The SA Government has fiercely rejected accusations it covered up an old coronavirus case among international tennis arrivals who touched down in Adelaide for an Australian Open lead-up event last month.

Key points:

  • Health Minister Stephen Wade has hit back at claims of a “double standard”
  • The Government said it was an old case and there was no need to publicly report it
  • But Labor says that goes against the practice of reporting all cases, including old infections

It follows claims from French tennis star Benoît Paire that there was a double standard between quarantine arrangements in Melbourne and Adelaide, where there was also a “positive” case on an inbound flight prior to the lead-up event.

A group of tennis players and support staff touched down in South Australia on Thursday, January 14, and immediately began a fortnight of mandatory quarantine ahead of the Day at the Drive exhibition tournament on January 29.
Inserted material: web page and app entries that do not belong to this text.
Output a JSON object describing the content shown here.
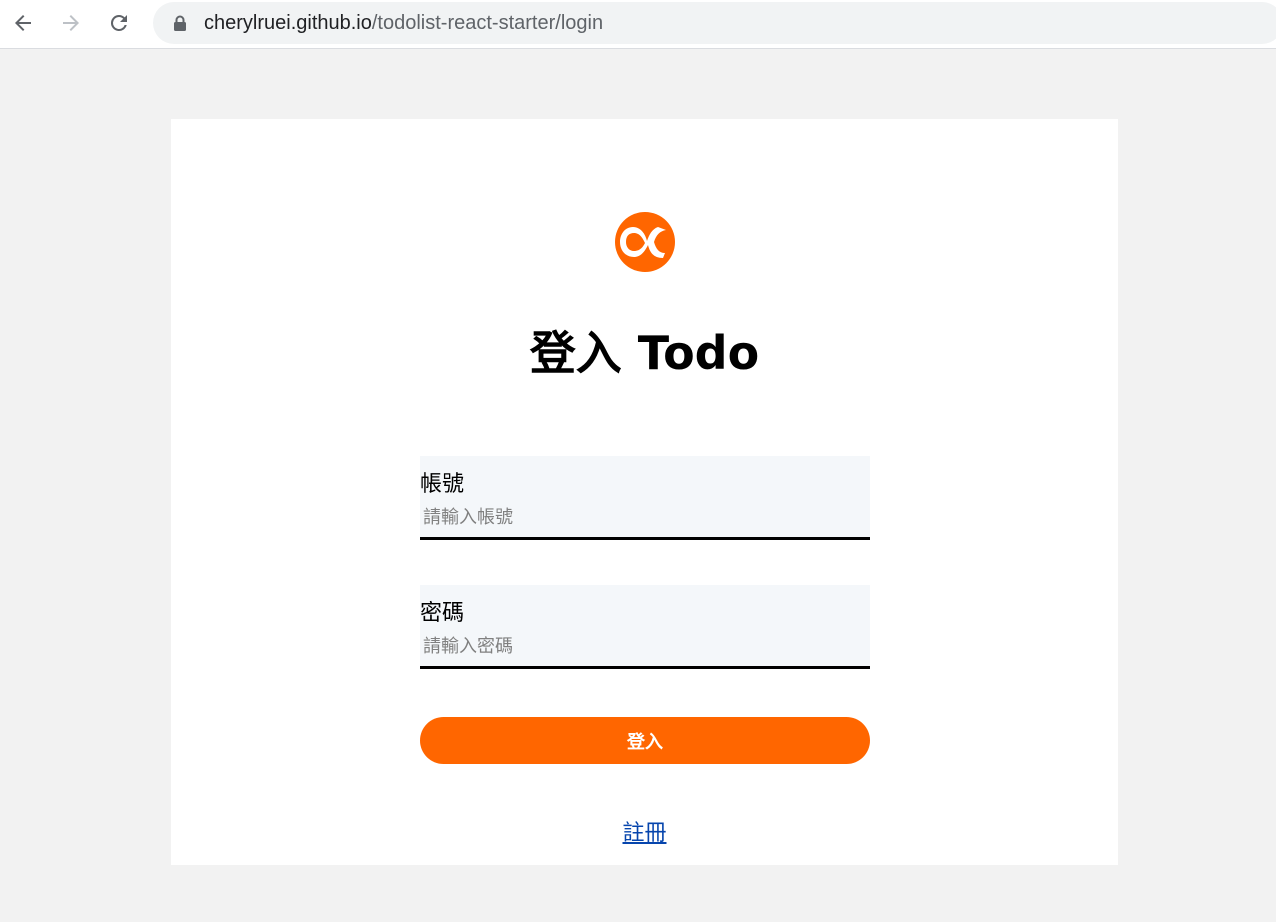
{
  "browser": {
    "url_host": "cherylruei.github.io",
    "url_path": "/todolist-react-starter/login",
    "icons": [
      "back-arrow-icon",
      "forward-arrow-icon",
      "reload-icon",
      "lock-icon"
    ]
  },
  "login": {
    "logo_icon": "alpha-logo-icon",
    "title": "登入 Todo",
    "account": {
      "label": "帳號",
      "placeholder": "請輸入帳號",
      "value": ""
    },
    "password": {
      "label": "密碼",
      "placeholder": "請輸入密碼",
      "value": ""
    },
    "submit_label": "登入",
    "register_link": "註冊"
  },
  "colors": {
    "accent": "#ff6600",
    "page_bg": "#f2f2f2",
    "field_bg": "#f4f7fa",
    "link": "#0645ad"
  }
}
At the time, SA Health reported an old case of coronavirus in the state, but did not stipulate it was linked to the tennis group — despite controversy raging about quarantine for tennis players — until questions were put to them by the ABC.

The ABC reported a staff member of one of the tennis players quarantining in Adelaide had returned a negative COVID-19 test result, after previously testing positive.
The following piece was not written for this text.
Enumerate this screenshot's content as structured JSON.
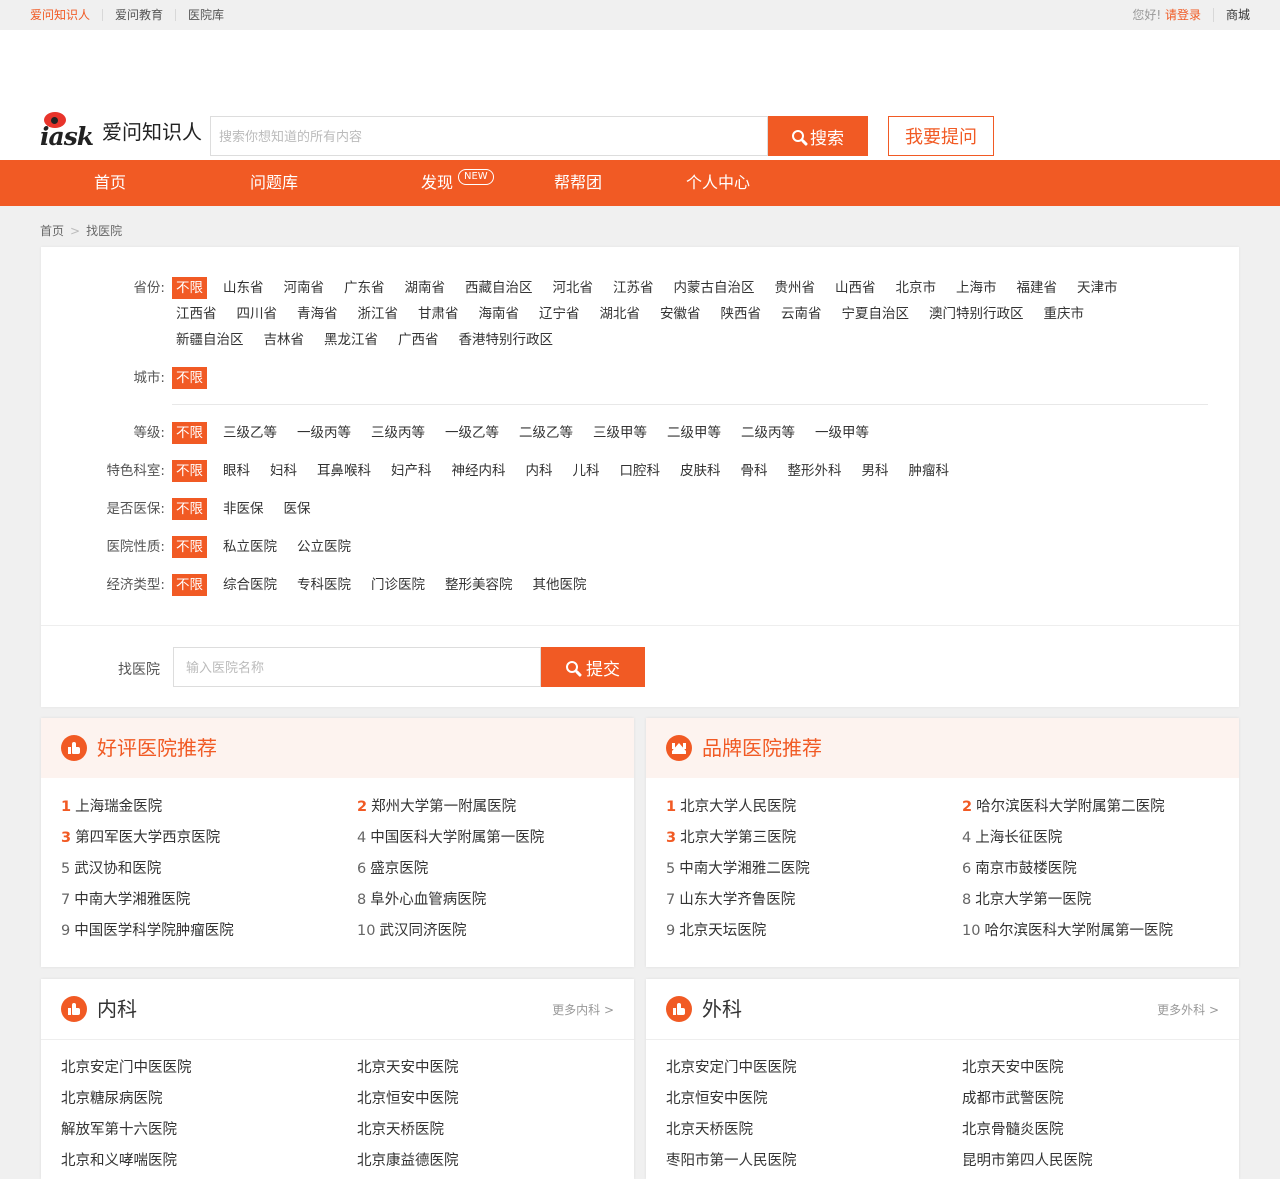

Health authorities said the result was linked to a previous infection and the person was shedding the virus. As such, they did not pose a risk to others.

Now, the State Opposition has accused the State Government of keeping a lid on the news.

Information kept ‘secret’, Labor says

Labor health spokesman Chris Picton said despite the fact that the individual in question — understood to be a support staffer — had been cleared, it was an “absolute double standard”.

He said it was only now being highlighted after comments made world number 29 Benoit Paire, following his first-round loss at the Australian Open.

“There have been numerous examples where the Government have held press conferences to tell us about cases that they have known have been old infections,” he said.

“There was a different standard applied to this case than to previous cases.

“In this case, there was no notification to the public.”

Health Minister hits back

Health Minister Stephen Wade today emphatically rejected Labor’s claims, denying what had occurred was a “case of secrecy and cover-up”.


“It wasn’t a positive case on the plane in the sense of being an infectious case, it was an old case,” he said.

“In any case which is identified as an old case and it’s been previously counted and it’s not infectious, it’s not counted and it’s not reported.

“That’s consistent with the national guidelines, it’s consistent with international practice and to be frank it’s also consistent with common sense.

“If you don’t do that, you end up double counting — every time somebody goes from one country to another country, you count them again.”

Mr Wade said that in this particular case, a “test result showed very clearly it was an old infection” and was no longer considered under investigation.

“But more than that, the player had documentation … that confirmed the infection was old, that the person concerned had been identified as a positive case overseas, that they had been cleared by public health authorities overseas,” he said.

Chief Public Health Officer Nicola Spurrier also defended SA Health’s handling of the matter, saying it remained policy to publicly report COVID-19 cases in South Australia.

“To avoid double counting of cases worldwide, if any case has clearly been diagnosed overseas, has recovered and is not infectious, and previously been counted towards the international tally, there is no requirement to report this publicly,” she said.

The exhibition tournament came amid broader controversy over quarantine arrangements for tennis players, and was marred by controversy of its own when Novak Djokovic withdrew minutes before the event and then appeared mid-match.